Remove Any Extra Brackets. Factory automobile radios are often held in place with fancy brackets, and you might or might not need to re install the bracket once you install the radio. The bracket and the space in the dashboard are capable of holding a much bigger head unit. Since we’re replacing one DIN head unit using a brand new single-DIN head unit, we’ll reuse the bracket and the storage pocket. If we were installing a larger head unit, we’d get rid of the pocket and possibly not use the mount whatsoever. If your auto has a mount similar to this, you’ll have to determine whether your new head unit needs it.
What this indicates is that the first step in replacing a car radio is to expose all the screws, screws, bolts, or other fasteners that hold the head unit set up. Typically, you will need to remove some form of trimming piece, or trim pieces, to get the fasteners. These trim pieces sometimes pop out, but a lot have concealed screws behind the ashtray, switches, or sticks. Once you have eliminated all of the screws, you can add a flat blade screwdriver or prying tool and attempt to pop up the trim piece off.
Never push a trim bit, faceplate, or additional plastic dash components. If it feels like the part is obligated on a thing, it probably is. Carefully inspect the area where it’s bound, and you will likely find a screw, bolt, or other fastener. Some radios are held in with different methods. OEM Ford head units are occasionally held in by inner clasps that can only be released by a particular tool. When you have successfully removed all the fasteners that hold the trim or adapter bezel set up, the trim, or bezel should be loose. But, it may still be linked to parts under the dashboard.
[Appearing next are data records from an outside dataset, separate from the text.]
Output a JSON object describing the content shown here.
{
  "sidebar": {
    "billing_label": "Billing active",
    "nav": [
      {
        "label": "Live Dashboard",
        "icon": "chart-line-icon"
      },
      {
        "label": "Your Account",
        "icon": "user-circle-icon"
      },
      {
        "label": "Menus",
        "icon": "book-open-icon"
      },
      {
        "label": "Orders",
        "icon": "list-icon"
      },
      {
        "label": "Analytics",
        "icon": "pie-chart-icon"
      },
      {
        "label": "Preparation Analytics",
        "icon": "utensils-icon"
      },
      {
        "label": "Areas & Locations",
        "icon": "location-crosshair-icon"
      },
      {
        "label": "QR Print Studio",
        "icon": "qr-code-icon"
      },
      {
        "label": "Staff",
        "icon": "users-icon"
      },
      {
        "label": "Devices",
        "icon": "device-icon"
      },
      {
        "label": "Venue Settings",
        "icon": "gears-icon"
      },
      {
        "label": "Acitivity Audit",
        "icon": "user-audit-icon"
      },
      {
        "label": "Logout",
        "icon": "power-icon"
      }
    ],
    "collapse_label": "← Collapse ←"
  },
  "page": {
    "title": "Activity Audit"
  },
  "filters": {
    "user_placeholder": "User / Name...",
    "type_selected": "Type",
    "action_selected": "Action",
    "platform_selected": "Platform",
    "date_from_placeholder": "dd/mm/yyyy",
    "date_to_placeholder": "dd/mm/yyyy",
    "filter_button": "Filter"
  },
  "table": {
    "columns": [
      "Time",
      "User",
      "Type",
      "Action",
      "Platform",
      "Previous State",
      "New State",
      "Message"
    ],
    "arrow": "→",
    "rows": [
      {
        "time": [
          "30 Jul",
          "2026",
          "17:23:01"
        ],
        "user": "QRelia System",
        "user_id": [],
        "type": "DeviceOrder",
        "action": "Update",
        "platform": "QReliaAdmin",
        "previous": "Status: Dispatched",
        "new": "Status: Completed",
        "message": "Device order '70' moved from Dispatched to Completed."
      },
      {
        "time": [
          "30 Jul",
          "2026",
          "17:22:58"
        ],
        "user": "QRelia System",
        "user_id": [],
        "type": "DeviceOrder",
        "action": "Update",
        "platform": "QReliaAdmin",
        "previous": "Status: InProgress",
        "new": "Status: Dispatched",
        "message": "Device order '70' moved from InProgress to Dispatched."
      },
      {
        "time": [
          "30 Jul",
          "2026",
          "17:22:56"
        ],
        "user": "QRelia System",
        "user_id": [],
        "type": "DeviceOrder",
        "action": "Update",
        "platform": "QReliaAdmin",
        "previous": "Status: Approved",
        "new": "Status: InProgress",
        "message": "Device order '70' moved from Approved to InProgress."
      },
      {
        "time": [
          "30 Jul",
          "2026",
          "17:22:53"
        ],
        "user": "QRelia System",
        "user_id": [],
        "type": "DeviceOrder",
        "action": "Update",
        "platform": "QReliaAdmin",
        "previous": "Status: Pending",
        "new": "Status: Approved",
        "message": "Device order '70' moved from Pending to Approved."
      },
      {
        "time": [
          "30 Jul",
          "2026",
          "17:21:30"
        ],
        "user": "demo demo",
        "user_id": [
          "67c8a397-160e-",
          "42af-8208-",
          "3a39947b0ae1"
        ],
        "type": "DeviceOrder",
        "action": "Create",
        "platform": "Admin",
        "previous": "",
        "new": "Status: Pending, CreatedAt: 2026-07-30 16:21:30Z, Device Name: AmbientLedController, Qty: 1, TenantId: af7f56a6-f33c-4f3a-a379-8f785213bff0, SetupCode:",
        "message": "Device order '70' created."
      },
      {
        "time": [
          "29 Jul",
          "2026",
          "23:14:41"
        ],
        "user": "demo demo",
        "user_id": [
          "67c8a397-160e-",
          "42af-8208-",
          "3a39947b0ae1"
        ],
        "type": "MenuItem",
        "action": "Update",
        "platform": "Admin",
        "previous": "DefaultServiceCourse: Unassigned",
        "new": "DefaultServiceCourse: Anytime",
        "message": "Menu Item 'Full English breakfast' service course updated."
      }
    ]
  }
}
Car Stereo Wiring Options: Assess that the Plugs. The simplest way to install a new vehicle radio is to use a replacement head unit that is compatible with all the present wiring harness plug. This restricts the number of head units you may use, however. In the vehicle pictured above, the connector and plug clearly don’t match. There are a couple of different methods to deal with this circumstance. The simplest approach is to obtain an adapter harness. If you have any sort of concerns concerning where and exactly how to use Autoradio-Adapter, you can contact us at our internet site. If you find a harness that is designed especially for your head unit and vehicle, you may simply plug it in and move. You might also be able to discover a harness which you can wire in the pigtail which came with your new head unit. The other choice is to cut off the harness which was connected to your factory radio and cable the aftermarket pigtail into it. If you decide to go that route, you can utilize either crimp connectors or solder.
Unbolt the Car Stereo. With the head unit attachments exposed, it’s time to really get rid of the car radio in the dash. Some original equipment (OE) head units are held in with screws, although others utilize magnets, Torx attachments, or a proprietary fastening process. Within this vehicle pictured above, the stereo has been held by four screws, hence the next step is to eliminate them, set them in a safe location, then pull the head unit free of the dash.
Soldering iron or crimping tool and solder or crimp connectors if you don’t have a wiring harness adapter. The specific tools needed to install a car stereo can differ from 1 car to another, so take it slowly. If something seems stuck, then you might need a different instrument. Never drive anything, or you may end up breaking a costly trim slice or autoradio kabel adapter mounting bracket. Typically, you’ll discover the fasteners that hold your vehicle radio set up are concealed. This can be an aesthetics thing because visible screws and bolts are not very pretty to watch out.